Page and application data records:

★ ★ ★

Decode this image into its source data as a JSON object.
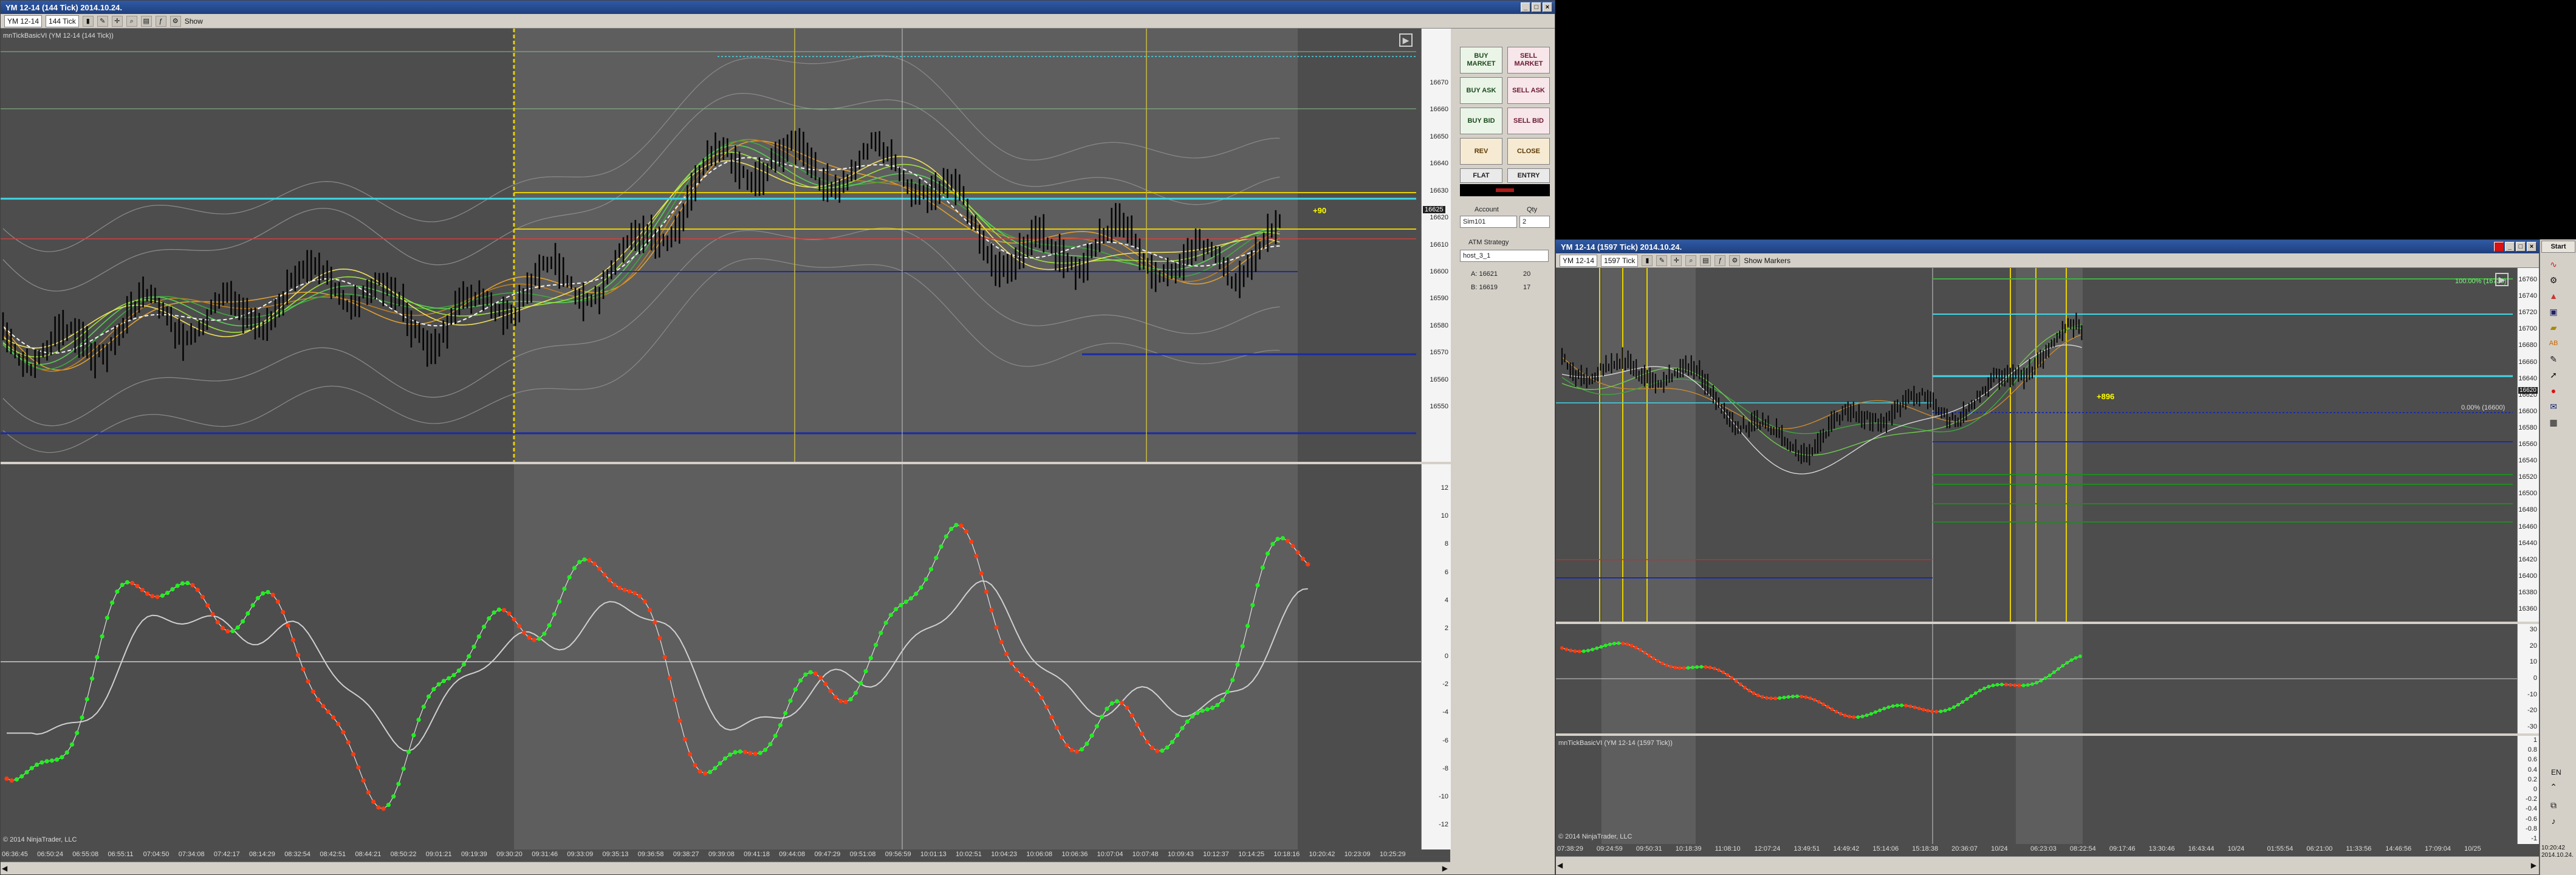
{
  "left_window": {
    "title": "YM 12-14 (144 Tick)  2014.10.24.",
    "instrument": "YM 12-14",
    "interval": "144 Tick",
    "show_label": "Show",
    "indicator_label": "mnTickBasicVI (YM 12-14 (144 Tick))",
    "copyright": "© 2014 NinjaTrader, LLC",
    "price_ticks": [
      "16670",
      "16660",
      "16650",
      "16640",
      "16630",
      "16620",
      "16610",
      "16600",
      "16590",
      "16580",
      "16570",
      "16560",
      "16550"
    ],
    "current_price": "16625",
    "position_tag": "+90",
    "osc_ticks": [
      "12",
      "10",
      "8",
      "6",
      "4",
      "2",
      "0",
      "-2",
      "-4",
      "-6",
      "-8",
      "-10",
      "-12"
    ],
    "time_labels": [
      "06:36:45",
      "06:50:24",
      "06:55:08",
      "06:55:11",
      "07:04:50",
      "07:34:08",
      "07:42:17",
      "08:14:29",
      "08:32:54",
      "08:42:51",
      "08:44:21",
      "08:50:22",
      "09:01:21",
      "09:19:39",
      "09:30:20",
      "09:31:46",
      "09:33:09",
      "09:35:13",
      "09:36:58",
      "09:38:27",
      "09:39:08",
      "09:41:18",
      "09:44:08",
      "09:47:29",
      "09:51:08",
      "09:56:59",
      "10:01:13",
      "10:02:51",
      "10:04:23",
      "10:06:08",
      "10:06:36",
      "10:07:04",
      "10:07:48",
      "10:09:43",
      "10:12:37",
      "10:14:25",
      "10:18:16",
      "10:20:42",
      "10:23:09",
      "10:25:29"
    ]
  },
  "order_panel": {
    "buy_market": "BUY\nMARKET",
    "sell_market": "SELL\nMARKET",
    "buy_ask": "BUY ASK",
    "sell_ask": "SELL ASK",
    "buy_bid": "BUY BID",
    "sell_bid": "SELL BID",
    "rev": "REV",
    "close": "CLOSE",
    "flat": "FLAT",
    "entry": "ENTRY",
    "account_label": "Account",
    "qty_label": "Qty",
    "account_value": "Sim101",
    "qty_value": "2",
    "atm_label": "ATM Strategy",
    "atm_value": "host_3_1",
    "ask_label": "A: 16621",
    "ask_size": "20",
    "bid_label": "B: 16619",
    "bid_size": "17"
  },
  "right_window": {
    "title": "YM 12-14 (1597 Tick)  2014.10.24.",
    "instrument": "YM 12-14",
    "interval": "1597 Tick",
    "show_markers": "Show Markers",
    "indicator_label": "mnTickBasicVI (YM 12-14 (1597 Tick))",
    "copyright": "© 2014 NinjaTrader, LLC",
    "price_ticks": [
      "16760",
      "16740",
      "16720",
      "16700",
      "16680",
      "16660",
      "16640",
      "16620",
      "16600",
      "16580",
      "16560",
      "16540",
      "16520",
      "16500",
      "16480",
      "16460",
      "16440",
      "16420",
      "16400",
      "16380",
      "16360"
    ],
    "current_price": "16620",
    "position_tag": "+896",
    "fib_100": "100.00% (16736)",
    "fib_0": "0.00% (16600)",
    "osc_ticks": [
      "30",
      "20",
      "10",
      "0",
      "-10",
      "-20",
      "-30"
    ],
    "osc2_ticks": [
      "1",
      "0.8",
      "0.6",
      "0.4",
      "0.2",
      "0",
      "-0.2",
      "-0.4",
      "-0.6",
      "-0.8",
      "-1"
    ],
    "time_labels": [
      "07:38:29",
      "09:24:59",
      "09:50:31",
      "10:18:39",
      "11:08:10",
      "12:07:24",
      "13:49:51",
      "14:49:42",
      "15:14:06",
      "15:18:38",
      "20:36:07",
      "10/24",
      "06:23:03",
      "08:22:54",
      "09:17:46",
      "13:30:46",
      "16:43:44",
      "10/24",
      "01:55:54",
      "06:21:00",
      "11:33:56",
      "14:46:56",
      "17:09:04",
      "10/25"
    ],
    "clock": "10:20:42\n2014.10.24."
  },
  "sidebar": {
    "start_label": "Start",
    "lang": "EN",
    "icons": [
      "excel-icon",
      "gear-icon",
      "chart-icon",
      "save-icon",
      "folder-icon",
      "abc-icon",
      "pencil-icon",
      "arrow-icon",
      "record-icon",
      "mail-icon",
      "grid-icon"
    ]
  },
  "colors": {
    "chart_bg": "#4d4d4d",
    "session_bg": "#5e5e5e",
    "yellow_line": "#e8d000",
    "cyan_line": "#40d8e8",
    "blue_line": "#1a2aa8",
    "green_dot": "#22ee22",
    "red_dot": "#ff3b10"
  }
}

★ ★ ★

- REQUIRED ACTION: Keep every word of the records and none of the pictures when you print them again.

- EXERCISE RESULT:
Decode this image into its source data as a JSON object.
{
  "left_window": {
    "title": "YM 12-14 (144 Tick)  2014.10.24.",
    "instrument": "YM 12-14",
    "interval": "144 Tick",
    "show_label": "Show",
    "indicator_label": "mnTickBasicVI (YM 12-14 (144 Tick))",
    "copyright": "© 2014 NinjaTrader, LLC",
    "price_ticks": [
      "16670",
      "16660",
      "16650",
      "16640",
      "16630",
      "16620",
      "16610",
      "16600",
      "16590",
      "16580",
      "16570",
      "16560",
      "16550"
    ],
    "current_price": "16625",
    "position_tag": "+90",
    "osc_ticks": [
      "12",
      "10",
      "8",
      "6",
      "4",
      "2",
      "0",
      "-2",
      "-4",
      "-6",
      "-8",
      "-10",
      "-12"
    ],
    "time_labels": [
      "06:36:45",
      "06:50:24",
      "06:55:08",
      "06:55:11",
      "07:04:50",
      "07:34:08",
      "07:42:17",
      "08:14:29",
      "08:32:54",
      "08:42:51",
      "08:44:21",
      "08:50:22",
      "09:01:21",
      "09:19:39",
      "09:30:20",
      "09:31:46",
      "09:33:09",
      "09:35:13",
      "09:36:58",
      "09:38:27",
      "09:39:08",
      "09:41:18",
      "09:44:08",
      "09:47:29",
      "09:51:08",
      "09:56:59",
      "10:01:13",
      "10:02:51",
      "10:04:23",
      "10:06:08",
      "10:06:36",
      "10:07:04",
      "10:07:48",
      "10:09:43",
      "10:12:37",
      "10:14:25",
      "10:18:16",
      "10:20:42",
      "10:23:09",
      "10:25:29"
    ]
  },
  "order_panel": {
    "buy_market": "BUY\nMARKET",
    "sell_market": "SELL\nMARKET",
    "buy_ask": "BUY ASK",
    "sell_ask": "SELL ASK",
    "buy_bid": "BUY BID",
    "sell_bid": "SELL BID",
    "rev": "REV",
    "close": "CLOSE",
    "flat": "FLAT",
    "entry": "ENTRY",
    "account_label": "Account",
    "qty_label": "Qty",
    "account_value": "Sim101",
    "qty_value": "2",
    "atm_label": "ATM Strategy",
    "atm_value": "host_3_1",
    "ask_label": "A: 16621",
    "ask_size": "20",
    "bid_label": "B: 16619",
    "bid_size": "17"
  },
  "right_window": {
    "title": "YM 12-14 (1597 Tick)  2014.10.24.",
    "instrument": "YM 12-14",
    "interval": "1597 Tick",
    "show_markers": "Show Markers",
    "indicator_label": "mnTickBasicVI (YM 12-14 (1597 Tick))",
    "copyright": "© 2014 NinjaTrader, LLC",
    "price_ticks": [
      "16760",
      "16740",
      "16720",
      "16700",
      "16680",
      "16660",
      "16640",
      "16620",
      "16600",
      "16580",
      "16560",
      "16540",
      "16520",
      "16500",
      "16480",
      "16460",
      "16440",
      "16420",
      "16400",
      "16380",
      "16360"
    ],
    "current_price": "16620",
    "position_tag": "+896",
    "fib_100": "100.00% (16736)",
    "fib_0": "0.00% (16600)",
    "osc_ticks": [
      "30",
      "20",
      "10",
      "0",
      "-10",
      "-20",
      "-30"
    ],
    "osc2_ticks": [
      "1",
      "0.8",
      "0.6",
      "0.4",
      "0.2",
      "0",
      "-0.2",
      "-0.4",
      "-0.6",
      "-0.8",
      "-1"
    ],
    "time_labels": [
      "07:38:29",
      "09:24:59",
      "09:50:31",
      "10:18:39",
      "11:08:10",
      "12:07:24",
      "13:49:51",
      "14:49:42",
      "15:14:06",
      "15:18:38",
      "20:36:07",
      "10/24",
      "06:23:03",
      "08:22:54",
      "09:17:46",
      "13:30:46",
      "16:43:44",
      "10/24",
      "01:55:54",
      "06:21:00",
      "11:33:56",
      "14:46:56",
      "17:09:04",
      "10/25"
    ],
    "clock": "10:20:42\n2014.10.24."
  },
  "sidebar": {
    "start_label": "Start",
    "lang": "EN",
    "icons": [
      "excel-icon",
      "gear-icon",
      "chart-icon",
      "save-icon",
      "folder-icon",
      "abc-icon",
      "pencil-icon",
      "arrow-icon",
      "record-icon",
      "mail-icon",
      "grid-icon"
    ]
  },
  "colors": {
    "chart_bg": "#4d4d4d",
    "session_bg": "#5e5e5e",
    "yellow_line": "#e8d000",
    "cyan_line": "#40d8e8",
    "blue_line": "#1a2aa8",
    "green_dot": "#22ee22",
    "red_dot": "#ff3b10"
  }
}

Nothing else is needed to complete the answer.